What to produce >> Pick each line that has "Tags" out of the records.

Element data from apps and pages
______________________________
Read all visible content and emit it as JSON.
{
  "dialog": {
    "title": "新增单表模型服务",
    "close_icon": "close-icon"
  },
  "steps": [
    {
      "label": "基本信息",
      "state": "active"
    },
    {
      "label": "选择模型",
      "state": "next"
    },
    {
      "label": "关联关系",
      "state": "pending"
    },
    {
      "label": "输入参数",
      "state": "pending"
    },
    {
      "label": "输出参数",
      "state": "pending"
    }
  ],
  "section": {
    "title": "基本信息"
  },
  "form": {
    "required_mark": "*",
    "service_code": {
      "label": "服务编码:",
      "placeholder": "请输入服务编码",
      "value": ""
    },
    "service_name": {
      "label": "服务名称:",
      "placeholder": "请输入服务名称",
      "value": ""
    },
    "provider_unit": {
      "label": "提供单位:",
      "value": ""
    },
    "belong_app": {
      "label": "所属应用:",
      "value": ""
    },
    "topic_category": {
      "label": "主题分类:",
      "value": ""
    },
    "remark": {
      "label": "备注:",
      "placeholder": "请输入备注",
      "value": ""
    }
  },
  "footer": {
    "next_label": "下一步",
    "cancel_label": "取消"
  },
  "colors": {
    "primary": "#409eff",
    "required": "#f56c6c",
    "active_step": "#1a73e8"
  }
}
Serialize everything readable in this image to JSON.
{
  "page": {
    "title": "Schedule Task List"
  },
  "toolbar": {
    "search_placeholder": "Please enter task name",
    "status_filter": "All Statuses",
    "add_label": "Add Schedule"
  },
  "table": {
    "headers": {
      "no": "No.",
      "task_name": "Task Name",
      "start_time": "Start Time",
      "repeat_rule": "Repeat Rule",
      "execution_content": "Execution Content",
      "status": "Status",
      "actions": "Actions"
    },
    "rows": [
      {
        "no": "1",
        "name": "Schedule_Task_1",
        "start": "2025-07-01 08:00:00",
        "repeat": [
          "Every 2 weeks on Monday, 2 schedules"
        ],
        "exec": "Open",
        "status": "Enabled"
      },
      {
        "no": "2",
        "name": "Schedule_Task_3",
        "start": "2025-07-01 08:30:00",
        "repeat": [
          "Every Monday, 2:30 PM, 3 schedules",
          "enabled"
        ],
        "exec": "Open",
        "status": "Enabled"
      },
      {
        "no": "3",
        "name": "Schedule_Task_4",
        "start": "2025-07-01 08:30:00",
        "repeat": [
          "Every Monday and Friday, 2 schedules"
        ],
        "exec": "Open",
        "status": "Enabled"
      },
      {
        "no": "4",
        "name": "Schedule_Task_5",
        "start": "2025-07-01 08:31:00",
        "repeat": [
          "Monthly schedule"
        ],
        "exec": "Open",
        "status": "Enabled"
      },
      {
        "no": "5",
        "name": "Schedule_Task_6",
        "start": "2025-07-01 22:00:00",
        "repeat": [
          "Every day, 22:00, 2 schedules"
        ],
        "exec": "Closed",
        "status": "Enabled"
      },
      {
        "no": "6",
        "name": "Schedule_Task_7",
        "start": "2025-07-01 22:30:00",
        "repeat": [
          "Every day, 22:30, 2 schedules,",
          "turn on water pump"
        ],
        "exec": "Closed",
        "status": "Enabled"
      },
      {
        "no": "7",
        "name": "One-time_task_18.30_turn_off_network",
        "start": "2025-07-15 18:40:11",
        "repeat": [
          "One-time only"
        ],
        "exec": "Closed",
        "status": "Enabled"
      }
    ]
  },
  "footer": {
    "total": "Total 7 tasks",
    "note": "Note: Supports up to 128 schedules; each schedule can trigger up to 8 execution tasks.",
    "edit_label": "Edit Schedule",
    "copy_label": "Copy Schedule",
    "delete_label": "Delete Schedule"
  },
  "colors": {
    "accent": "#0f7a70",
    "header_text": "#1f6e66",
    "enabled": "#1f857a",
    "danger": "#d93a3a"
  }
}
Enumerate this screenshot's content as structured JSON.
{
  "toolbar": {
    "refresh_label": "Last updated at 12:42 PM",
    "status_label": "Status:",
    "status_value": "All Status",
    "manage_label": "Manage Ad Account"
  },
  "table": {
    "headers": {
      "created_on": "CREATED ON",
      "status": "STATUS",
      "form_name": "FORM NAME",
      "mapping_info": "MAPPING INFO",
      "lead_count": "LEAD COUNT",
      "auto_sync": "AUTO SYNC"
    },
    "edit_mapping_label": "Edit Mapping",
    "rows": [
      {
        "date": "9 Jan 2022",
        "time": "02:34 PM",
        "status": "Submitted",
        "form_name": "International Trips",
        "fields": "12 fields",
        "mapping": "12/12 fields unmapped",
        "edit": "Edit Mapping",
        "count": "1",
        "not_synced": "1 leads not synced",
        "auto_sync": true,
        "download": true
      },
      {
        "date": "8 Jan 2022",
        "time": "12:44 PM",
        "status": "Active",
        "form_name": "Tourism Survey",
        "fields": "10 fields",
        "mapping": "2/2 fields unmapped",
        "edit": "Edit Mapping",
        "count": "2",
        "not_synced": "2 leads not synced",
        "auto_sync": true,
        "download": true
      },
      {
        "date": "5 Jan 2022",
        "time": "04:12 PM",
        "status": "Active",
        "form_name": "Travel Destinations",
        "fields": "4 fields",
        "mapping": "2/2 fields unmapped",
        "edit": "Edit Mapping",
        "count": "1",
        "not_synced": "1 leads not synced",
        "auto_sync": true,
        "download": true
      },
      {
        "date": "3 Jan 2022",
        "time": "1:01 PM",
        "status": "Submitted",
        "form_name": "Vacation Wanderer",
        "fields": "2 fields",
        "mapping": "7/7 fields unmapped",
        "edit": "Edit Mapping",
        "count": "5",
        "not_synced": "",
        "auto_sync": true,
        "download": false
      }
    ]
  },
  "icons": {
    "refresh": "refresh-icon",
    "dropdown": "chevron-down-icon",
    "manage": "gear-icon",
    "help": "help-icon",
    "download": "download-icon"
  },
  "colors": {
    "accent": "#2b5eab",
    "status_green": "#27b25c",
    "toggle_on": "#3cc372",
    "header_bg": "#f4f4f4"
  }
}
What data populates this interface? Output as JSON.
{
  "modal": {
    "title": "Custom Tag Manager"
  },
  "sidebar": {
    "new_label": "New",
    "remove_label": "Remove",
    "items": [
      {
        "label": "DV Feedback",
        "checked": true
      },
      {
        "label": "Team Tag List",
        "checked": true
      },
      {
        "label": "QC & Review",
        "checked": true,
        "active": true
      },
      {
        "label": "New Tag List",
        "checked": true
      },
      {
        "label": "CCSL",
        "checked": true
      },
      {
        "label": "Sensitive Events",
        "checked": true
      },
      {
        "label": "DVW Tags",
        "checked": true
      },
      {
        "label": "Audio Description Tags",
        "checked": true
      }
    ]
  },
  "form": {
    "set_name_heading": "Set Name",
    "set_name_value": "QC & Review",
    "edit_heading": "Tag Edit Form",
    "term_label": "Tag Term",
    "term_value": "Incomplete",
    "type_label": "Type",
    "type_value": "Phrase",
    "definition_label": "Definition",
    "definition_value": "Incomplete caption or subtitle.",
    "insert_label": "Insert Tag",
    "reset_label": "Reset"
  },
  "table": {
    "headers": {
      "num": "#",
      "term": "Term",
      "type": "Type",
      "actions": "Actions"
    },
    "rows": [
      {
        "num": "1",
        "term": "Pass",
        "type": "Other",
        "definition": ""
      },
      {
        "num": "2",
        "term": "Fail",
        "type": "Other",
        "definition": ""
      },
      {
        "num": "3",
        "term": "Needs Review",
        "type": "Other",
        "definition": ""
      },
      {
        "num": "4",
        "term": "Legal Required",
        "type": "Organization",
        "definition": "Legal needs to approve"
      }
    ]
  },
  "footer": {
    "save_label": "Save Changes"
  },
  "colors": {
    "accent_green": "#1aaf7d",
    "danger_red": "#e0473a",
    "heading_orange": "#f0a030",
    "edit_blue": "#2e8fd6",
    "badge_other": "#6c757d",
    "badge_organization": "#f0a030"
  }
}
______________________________
Task output >>
        "label": "DVW Tags",
        "label": "Audio Description Tags",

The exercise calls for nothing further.